A single number is required: how many lines in the records below contain "link".

=======

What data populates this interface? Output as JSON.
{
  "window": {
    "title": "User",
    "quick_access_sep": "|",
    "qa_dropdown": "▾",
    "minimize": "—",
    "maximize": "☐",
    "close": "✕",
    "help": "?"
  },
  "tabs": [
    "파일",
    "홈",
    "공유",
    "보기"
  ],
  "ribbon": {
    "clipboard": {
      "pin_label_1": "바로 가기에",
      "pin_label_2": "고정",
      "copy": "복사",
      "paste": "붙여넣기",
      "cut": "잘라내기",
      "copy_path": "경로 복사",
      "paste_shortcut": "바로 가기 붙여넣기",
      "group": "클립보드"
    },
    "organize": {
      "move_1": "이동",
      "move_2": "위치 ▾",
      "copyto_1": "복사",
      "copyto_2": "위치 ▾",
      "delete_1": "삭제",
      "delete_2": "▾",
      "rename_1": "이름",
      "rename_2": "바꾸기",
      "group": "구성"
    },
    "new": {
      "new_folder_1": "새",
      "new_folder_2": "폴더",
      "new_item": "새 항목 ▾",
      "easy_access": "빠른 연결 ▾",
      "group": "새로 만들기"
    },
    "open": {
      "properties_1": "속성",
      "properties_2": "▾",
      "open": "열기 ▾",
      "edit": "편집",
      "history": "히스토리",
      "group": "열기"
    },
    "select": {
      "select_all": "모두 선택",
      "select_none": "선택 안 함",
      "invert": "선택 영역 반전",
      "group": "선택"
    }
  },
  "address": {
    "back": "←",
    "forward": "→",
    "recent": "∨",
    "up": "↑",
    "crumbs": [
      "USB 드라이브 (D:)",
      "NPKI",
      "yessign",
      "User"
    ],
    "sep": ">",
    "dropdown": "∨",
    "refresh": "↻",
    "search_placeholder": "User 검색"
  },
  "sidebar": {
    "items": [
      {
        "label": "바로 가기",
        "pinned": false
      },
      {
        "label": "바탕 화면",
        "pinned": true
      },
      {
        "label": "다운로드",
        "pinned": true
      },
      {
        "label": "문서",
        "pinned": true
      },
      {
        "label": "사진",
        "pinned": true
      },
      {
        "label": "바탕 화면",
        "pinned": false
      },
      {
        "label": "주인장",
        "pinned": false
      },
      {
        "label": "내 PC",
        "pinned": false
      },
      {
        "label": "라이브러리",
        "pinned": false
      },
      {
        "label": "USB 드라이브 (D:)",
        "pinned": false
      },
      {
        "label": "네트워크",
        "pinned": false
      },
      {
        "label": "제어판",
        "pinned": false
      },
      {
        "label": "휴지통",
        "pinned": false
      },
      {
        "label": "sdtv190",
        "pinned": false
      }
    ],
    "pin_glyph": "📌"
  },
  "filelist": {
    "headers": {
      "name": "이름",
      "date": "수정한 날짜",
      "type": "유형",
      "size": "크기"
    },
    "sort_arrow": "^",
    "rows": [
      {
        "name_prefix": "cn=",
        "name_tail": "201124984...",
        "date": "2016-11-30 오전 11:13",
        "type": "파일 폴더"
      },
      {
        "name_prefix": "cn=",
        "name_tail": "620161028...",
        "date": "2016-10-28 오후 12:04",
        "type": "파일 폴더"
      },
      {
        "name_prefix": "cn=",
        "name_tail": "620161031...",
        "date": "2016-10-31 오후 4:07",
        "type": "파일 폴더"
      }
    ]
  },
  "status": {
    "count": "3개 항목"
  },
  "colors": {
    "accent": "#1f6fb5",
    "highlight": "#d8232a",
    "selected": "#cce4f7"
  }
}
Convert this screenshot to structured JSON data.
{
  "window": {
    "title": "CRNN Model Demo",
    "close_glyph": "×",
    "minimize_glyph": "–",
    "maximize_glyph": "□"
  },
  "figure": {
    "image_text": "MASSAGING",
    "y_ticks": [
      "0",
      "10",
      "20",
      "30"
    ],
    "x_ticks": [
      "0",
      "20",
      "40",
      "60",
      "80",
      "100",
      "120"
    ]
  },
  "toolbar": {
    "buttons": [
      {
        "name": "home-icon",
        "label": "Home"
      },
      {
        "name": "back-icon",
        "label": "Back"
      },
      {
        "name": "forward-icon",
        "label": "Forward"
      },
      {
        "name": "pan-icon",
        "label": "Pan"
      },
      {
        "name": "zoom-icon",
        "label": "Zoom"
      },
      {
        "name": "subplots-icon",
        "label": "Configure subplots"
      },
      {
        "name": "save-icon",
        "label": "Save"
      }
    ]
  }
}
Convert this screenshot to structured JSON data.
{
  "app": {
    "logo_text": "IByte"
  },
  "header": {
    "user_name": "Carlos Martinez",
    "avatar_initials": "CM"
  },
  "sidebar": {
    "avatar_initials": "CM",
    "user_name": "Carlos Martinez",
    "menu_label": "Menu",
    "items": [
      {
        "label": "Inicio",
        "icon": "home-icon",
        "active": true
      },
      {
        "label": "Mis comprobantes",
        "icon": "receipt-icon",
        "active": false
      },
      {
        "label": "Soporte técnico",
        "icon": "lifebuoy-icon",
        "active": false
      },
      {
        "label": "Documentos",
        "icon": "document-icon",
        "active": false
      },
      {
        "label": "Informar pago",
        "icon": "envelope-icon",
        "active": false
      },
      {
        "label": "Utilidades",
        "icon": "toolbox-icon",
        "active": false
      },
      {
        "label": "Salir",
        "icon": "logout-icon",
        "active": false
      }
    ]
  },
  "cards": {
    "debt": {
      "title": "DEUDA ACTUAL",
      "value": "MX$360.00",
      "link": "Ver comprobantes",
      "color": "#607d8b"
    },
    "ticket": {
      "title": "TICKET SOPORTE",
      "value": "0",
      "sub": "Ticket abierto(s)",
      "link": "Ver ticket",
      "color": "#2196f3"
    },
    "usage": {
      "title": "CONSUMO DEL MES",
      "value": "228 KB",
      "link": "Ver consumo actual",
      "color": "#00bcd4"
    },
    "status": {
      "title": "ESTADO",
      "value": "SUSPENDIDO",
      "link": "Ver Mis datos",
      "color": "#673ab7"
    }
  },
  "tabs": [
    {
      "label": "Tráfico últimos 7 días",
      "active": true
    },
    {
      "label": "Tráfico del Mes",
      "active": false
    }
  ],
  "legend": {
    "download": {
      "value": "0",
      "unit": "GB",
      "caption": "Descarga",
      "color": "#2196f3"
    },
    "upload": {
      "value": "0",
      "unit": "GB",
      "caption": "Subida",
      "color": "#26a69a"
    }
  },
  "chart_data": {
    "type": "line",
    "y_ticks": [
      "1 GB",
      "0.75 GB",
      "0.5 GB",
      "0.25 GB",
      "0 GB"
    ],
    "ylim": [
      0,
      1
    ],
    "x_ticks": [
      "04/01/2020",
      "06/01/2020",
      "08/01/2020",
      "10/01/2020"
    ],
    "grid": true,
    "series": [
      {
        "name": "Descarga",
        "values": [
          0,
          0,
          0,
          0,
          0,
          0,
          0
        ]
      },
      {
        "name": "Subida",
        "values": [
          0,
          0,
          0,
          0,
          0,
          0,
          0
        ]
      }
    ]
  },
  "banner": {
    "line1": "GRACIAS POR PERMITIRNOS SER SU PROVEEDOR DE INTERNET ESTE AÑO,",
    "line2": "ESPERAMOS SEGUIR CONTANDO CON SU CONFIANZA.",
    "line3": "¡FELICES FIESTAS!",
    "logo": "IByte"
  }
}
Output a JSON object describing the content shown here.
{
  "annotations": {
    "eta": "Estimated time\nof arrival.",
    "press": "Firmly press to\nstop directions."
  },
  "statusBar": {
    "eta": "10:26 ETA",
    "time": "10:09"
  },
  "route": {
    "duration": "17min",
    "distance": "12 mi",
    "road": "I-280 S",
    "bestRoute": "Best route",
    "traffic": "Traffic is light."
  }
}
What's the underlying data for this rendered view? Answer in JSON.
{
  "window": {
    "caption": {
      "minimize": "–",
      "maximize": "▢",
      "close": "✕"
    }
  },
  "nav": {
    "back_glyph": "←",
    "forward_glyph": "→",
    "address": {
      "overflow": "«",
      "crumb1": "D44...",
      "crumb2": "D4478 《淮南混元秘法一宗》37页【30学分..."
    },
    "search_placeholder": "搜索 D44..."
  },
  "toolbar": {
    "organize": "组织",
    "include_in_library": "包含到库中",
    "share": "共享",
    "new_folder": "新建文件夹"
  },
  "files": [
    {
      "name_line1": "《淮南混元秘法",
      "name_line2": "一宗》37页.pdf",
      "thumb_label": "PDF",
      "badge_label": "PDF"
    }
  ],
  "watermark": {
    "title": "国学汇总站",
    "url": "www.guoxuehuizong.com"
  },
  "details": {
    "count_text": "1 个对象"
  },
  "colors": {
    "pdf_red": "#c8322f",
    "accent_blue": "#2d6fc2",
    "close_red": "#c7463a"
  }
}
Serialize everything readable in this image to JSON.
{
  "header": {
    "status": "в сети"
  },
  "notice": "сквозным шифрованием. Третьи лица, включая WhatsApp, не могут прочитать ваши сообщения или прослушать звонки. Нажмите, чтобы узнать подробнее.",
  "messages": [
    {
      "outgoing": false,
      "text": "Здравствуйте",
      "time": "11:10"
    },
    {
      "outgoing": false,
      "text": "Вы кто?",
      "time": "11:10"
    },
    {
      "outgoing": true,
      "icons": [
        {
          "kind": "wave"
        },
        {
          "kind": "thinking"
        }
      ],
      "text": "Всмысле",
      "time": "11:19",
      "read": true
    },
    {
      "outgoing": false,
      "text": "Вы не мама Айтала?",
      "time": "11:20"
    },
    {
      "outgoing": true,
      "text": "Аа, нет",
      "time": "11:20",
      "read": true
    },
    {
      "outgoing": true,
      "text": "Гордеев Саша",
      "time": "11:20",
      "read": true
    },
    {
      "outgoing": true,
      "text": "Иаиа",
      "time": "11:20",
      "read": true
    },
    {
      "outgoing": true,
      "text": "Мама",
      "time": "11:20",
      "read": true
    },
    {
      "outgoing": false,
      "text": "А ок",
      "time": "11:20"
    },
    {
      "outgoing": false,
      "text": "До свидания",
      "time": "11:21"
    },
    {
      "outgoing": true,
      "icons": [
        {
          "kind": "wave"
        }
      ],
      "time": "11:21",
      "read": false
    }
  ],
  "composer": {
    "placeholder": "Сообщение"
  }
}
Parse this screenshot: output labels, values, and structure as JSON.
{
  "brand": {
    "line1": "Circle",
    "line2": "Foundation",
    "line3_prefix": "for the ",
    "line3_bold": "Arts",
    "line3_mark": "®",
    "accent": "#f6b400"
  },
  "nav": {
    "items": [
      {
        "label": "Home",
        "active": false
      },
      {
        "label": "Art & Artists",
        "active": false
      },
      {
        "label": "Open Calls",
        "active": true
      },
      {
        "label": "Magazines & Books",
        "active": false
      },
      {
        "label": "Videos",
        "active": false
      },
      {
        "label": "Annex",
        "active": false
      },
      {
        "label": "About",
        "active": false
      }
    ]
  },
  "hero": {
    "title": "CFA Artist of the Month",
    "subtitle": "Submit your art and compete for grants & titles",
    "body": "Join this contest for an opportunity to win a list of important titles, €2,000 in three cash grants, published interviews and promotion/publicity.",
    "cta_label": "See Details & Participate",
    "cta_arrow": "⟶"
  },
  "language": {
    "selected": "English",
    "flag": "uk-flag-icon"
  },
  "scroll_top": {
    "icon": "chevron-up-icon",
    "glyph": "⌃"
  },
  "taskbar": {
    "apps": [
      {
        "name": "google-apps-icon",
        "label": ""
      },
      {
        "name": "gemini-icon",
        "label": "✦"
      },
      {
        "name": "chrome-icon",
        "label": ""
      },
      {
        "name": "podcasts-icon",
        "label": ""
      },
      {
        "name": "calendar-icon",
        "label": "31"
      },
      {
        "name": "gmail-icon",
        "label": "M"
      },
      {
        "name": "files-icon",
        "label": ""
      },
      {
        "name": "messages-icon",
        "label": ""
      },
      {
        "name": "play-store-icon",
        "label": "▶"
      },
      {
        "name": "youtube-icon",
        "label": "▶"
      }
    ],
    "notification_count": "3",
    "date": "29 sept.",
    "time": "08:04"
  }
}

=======

Exercise response: 4